WPA – WPA is known as the Wi-Fi Protected Access protocol. WPA is basically a re-engineered version of WEP. To make WPA more secure than WEP several changes needed to be made. Authentication was added, the header was protected, it uses TKIP (Temporal Key Integrity Protocol) instead of AES, and it uses a non-linear algorithm. TKIP ended up not being a secure enough form of encryption, so WPA2 was developed to replace WPA; Ijeh, A. et al (2009). [3]
WPA2 – WPA2 is similar to the WPA protocol. WPA2 made the transition to using AES encryption, and it included an enhanced integrity check. WPA2 is currently the most secure protocol to use. WPA2 can be used with either the AES, TKIP, or mixed mode (AES/TKIP) options; Ijeh, A. et al (2009). [3]

Literature Review
Like most information in the field of technology, wireless information gets outdated and needs to be maintained to stay accurate. Articles that were written within the last year could already be outdated and difficult to use to secure a network in its entirety. The following literature is an attempt at the most recent updates in wireless security.

Ethical and Legal Concerns
Houston, Reams, and Zelinsky (N.D.) discuss a few of the ethical aspects involved in wireless networks. [1] Though this is not a complete list of ethical dilemmas that can arise by the use of a wireless network, it does pose some great ideas in who should be responsible for the security of wireless networks.

Security Concerns
Zaman, Ahmad, Azhar, Nawaz, Abbas, and Idrees (2014) discuss several types of vulnerabilities and threats that should be considered when configuring wireless networks. [2] There are many types of security risks possible in a wireless network, it’s important to stay up to date on the most recent vulnerabilities and threats.
Kumar and Gambhir (2014) discuss the different types of security attacks and security protocols. [5] Knowing the types of attacks that can occur on a network is one of the best ways to mitigate risks.

Policies and Procedures
Ijeh, Brimicombe, Preston, and Imafidon (2009) examined the different types of protocols for wireless security and completed a study to determine how the location of the data that gets transmitted could be restricted in order to increase security on a wireless network. [3] The authors outline several security challenges that should be considered in the wireless network development process.
Mandeville (N.D.) has completed documentation for creating a security plan for wireless networks. He lays out options for security plans with different protocols that could help to secure a wireless network.
Sans (2014) has created a generic wireless communication policy that can be modified for use by anyone in the internet community. [6] Policies are great for having a guideline to go by when securing a network. There is an inherent flaw in using a template though, it’s important to make sure it fits your network.

Waliullah, Moniruzzaman, and Rahman (2015) conduct an experimental analysis to study well know attacks and discuss ways to monitor and mitigate those attacks. [4]
Cai (2014) investigates different methods of monitoring wireless network technologies such as WiFi Networks, Cellular Networks, and Wireless Sensor Networks.

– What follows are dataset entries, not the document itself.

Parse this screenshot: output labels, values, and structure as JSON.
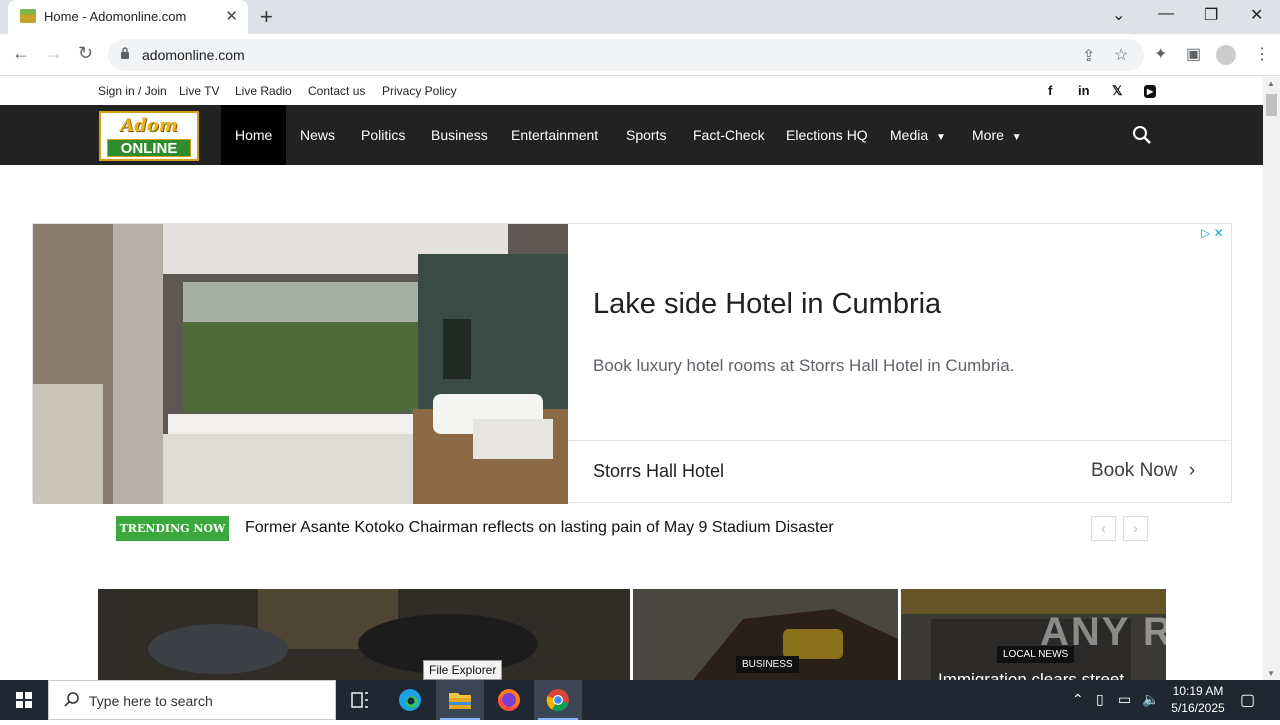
{
  "browser": {
    "tab_title": "Home - Adomonline.com",
    "url": "adomonline.com"
  },
  "site": {
    "top_links": [
      "Sign in / Join",
      "Live TV",
      "Live Radio",
      "Contact us",
      "Privacy Policy"
    ],
    "social_icons": [
      "facebook-icon",
      "linkedin-icon",
      "x-icon",
      "youtube-icon"
    ],
    "logo": {
      "line1": "Adom",
      "line2": "ONLINE"
    },
    "nav": [
      "Home",
      "News",
      "Politics",
      "Business",
      "Entertainment",
      "Sports",
      "Fact-Check",
      "Elections HQ",
      "Media",
      "More"
    ],
    "nav_active": "Home"
  },
  "ad": {
    "headline": "Lake side Hotel in Cumbria",
    "description": "Book luxury hotel rooms at Storrs Hall Hotel in Cumbria.",
    "brand": "Storrs Hall Hotel",
    "cta": "Book Now"
  },
  "trending": {
    "badge": "TRENDING NOW",
    "headline": "Former Asante Kotoko Chairman reflects on lasting pain of May 9 Stadium Disaster"
  },
  "tiles": [
    {
      "category": ""
    },
    {
      "category": "BUSINESS"
    },
    {
      "category": "LOCAL NEWS",
      "title": "Immigration clears street"
    }
  ],
  "watermark": "ANY RUN",
  "tooltip": "File Explorer",
  "taskbar": {
    "search_placeholder": "Type here to search",
    "time": "10:19 AM",
    "date": "5/16/2025"
  },
  "colors": {
    "nav_bg": "#222222",
    "trending_green": "#3aa83a",
    "ad_choices": "#00aecd",
    "taskbar_bg": "#1f2732"
  }
}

Literary Improvements
This study will provide literary improvements with updated wireless security information. We will add to existing literature with updated information on vulnerabilities, current threat information, and ways to manage risk.

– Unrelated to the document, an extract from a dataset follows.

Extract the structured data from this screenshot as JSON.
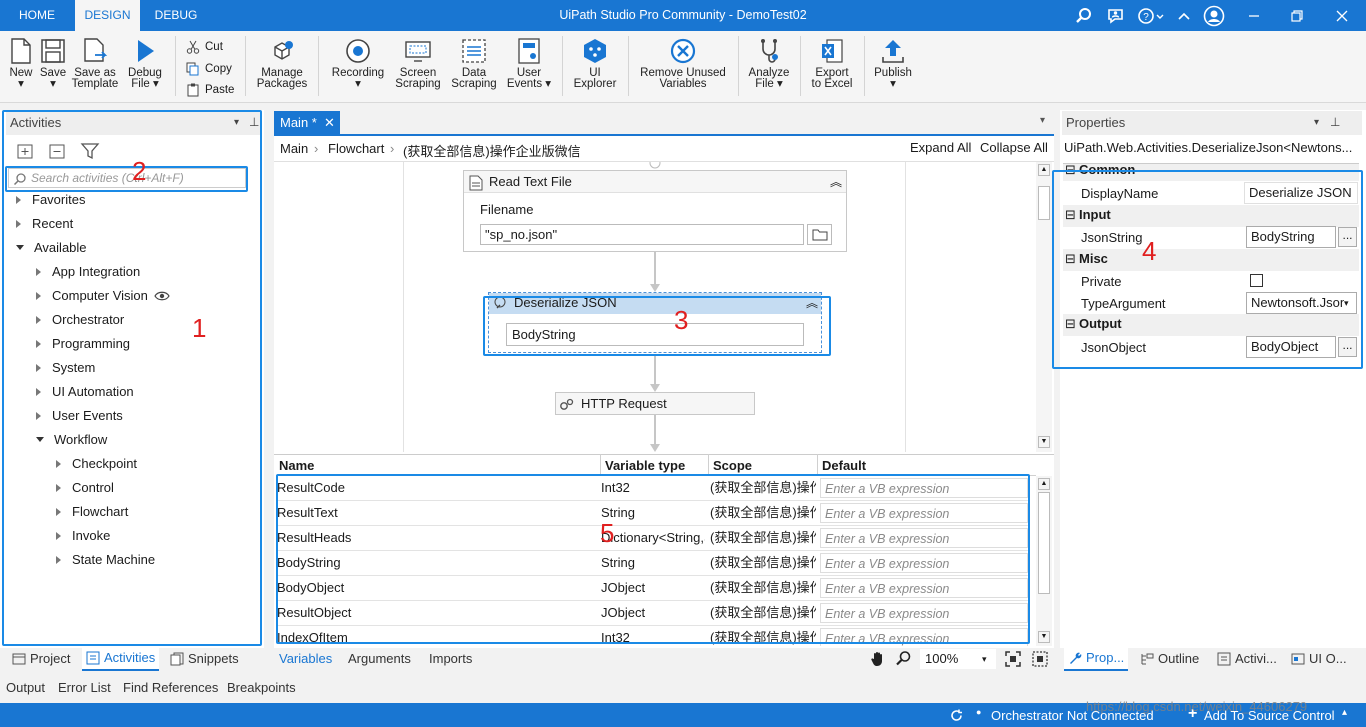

Leave a Reply

Your email address will not be published. Required fields are marked *